The invertebrate fossil collections in the Division of Invertebrate Paleontology can be traced to the early history of the Yale University.
During the past 200 years, seven generations of faculty and students have shaped invertebrate paleontology at Yale University. Benjamin Silliman began acquisitions of invertebrate fossils in the 1820s and for much of the century the holdings continued to grow through his efforts and those of James D. Dana. In 1866, the early collections were incorporated into the newly endowed Peabody Museum of Natural History, and through the efforts of Othniel C. Marsh, the collection's size and scope gained an international stature.
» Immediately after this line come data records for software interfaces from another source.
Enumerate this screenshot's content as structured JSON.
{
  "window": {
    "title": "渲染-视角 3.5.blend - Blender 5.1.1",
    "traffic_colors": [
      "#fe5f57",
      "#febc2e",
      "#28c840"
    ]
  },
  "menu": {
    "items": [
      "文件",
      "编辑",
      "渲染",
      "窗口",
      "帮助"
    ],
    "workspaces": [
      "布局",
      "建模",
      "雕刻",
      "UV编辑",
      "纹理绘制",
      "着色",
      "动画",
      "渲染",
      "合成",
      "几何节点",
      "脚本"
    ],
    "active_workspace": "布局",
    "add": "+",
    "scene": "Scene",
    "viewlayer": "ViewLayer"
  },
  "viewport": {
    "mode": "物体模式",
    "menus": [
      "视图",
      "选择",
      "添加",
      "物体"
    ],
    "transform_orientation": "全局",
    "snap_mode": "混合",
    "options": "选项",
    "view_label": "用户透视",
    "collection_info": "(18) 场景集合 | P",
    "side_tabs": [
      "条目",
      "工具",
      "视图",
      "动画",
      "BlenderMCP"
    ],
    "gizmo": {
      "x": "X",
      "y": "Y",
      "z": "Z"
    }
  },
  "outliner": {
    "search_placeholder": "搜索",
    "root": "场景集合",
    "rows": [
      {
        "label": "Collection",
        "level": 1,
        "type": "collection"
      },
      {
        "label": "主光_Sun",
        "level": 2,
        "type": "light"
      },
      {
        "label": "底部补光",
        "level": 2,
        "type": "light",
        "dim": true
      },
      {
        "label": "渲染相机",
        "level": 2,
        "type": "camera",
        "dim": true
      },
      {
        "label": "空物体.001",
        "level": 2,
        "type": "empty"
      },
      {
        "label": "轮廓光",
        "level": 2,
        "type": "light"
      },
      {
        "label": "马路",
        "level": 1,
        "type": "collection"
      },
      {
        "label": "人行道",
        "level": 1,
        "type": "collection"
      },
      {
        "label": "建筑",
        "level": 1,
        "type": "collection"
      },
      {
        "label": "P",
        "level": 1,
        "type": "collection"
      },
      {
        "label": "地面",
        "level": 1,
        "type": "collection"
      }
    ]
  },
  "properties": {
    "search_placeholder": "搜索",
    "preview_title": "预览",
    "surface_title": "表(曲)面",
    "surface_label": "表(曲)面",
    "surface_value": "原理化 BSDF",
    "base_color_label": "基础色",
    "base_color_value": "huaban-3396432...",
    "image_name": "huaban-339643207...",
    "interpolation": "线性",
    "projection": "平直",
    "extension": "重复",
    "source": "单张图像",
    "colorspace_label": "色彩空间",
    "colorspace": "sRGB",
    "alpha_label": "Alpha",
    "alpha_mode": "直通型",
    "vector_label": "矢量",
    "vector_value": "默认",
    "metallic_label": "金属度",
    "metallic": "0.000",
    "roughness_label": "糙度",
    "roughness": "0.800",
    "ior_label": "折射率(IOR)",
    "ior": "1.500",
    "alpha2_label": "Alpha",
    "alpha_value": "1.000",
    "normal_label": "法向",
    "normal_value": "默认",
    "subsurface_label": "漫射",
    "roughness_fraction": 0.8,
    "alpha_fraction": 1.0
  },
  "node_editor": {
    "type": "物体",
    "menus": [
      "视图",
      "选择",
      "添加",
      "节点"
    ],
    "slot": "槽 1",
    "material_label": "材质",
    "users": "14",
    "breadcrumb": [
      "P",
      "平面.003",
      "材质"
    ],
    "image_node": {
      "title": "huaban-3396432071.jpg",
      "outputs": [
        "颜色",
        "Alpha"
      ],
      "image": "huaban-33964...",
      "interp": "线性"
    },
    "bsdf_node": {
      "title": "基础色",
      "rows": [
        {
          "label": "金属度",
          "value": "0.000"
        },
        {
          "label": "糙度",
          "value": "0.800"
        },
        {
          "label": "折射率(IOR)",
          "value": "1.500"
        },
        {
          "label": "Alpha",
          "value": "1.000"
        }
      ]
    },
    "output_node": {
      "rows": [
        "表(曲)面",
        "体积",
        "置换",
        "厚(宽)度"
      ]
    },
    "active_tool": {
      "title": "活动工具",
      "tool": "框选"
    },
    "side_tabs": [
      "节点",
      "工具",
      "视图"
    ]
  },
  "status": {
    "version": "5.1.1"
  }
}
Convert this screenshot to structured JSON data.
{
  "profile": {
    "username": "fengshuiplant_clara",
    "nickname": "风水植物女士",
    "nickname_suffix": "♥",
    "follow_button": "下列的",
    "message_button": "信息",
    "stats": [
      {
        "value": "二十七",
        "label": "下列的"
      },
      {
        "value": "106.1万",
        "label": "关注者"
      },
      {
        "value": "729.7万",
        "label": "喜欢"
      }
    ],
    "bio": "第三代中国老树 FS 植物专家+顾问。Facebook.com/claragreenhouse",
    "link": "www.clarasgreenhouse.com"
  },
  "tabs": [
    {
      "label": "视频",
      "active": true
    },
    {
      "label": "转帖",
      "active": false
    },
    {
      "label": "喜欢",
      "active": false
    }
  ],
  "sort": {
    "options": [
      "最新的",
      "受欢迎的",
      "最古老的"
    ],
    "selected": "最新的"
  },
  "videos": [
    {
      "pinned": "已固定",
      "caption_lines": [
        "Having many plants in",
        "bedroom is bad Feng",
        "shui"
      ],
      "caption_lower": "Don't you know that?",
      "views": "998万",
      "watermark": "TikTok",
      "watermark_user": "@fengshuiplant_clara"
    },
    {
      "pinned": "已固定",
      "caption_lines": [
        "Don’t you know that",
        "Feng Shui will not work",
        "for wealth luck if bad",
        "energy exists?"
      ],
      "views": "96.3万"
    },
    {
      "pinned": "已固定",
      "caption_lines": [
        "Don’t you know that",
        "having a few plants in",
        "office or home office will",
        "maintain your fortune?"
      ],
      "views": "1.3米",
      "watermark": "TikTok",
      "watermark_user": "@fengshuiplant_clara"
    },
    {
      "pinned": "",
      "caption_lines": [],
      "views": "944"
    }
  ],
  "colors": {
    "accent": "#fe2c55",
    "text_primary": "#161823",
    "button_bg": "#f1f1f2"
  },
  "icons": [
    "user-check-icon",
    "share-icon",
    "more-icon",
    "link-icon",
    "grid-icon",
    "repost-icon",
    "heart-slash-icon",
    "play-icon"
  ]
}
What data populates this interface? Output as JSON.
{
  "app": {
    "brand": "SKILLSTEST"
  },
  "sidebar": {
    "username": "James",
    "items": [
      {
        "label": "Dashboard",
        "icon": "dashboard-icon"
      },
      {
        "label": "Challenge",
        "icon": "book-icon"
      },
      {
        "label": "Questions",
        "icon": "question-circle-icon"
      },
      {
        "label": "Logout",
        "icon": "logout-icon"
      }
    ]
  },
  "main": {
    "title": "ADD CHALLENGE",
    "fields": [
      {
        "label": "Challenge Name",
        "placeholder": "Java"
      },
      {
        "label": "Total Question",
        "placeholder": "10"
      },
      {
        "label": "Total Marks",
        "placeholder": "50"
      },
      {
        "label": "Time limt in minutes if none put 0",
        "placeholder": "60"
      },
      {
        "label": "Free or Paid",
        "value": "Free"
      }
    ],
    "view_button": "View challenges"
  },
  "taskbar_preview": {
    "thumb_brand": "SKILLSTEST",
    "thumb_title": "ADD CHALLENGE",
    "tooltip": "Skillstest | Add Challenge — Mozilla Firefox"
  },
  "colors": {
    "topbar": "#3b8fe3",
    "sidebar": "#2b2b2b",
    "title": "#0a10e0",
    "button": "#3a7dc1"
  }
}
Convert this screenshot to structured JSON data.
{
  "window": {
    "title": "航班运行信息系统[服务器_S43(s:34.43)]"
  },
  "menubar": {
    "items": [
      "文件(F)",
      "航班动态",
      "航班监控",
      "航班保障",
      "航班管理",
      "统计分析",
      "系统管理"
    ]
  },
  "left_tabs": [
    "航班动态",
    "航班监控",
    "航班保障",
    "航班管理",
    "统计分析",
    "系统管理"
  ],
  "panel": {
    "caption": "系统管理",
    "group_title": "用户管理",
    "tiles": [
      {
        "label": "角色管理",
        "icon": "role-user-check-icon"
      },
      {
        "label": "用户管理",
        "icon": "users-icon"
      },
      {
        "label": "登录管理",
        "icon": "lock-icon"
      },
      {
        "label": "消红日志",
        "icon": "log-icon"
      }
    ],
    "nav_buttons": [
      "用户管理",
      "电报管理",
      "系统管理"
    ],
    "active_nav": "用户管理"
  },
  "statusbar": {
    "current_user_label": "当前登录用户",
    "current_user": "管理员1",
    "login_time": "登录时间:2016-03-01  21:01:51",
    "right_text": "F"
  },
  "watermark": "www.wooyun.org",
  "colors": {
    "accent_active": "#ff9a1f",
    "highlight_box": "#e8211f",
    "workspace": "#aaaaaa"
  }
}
The first invertebrate paleontologist at Yale was Charles E. Beecher, who was appointed Curator and Professor of Geology in 1891. Using both Yale’s and his personal collections, Beecher developed one of the earliest classifications for trilobites and brachiopods. The invertebrate fossil holdings grew enormously when Charles Schuchert replaced Beecher after an untimely death in 1904. With Schuchert’s generosity, Yale’s collections grew enormously through purchase of private collections, support of graduate student field work, and the acquisition of choice brachiopod collections. In 1920, Carl O. Dunbar, Schuchert’s former student, was appointed to the Yale faculty and Peabody curatorial board. Initially, Dunbar spent his summers collecting in the Appalachians and midwest, expanding his familiarity with North American paleontology and stratigraphy, and building a regional stratigraphic collection for teaching and exhibition.
During the Schuchert–Dunbar era, the holdings of invertebrate fossils increased seven-fold, approaching 3 million specimens. Following the Schuchert–Dunbar era, the direction of invertebrate paleontology research changed to molluscan systematics and evolution with the appointments of Karl M. Waage and A. Lee McAlester.
Yale became a leading center for molluscan research with David E. Schindel after the departure of McAlester in 1975. When Waage retired Schindel left for a position at the National Science Foundation in 1986, John Ostrom filled the curatorial void in invertebrate paleontology until 1993. Leo Buss served as Acting Curator from 1992 until the appointment in 2003 of current Curator Derek Briggs.
For a more detailed account of this history of invertebrate paleontology at the Yale Peabody Museum, see the article The Legacy of Invertebrate Paleontology at Yale University [PDF 92K].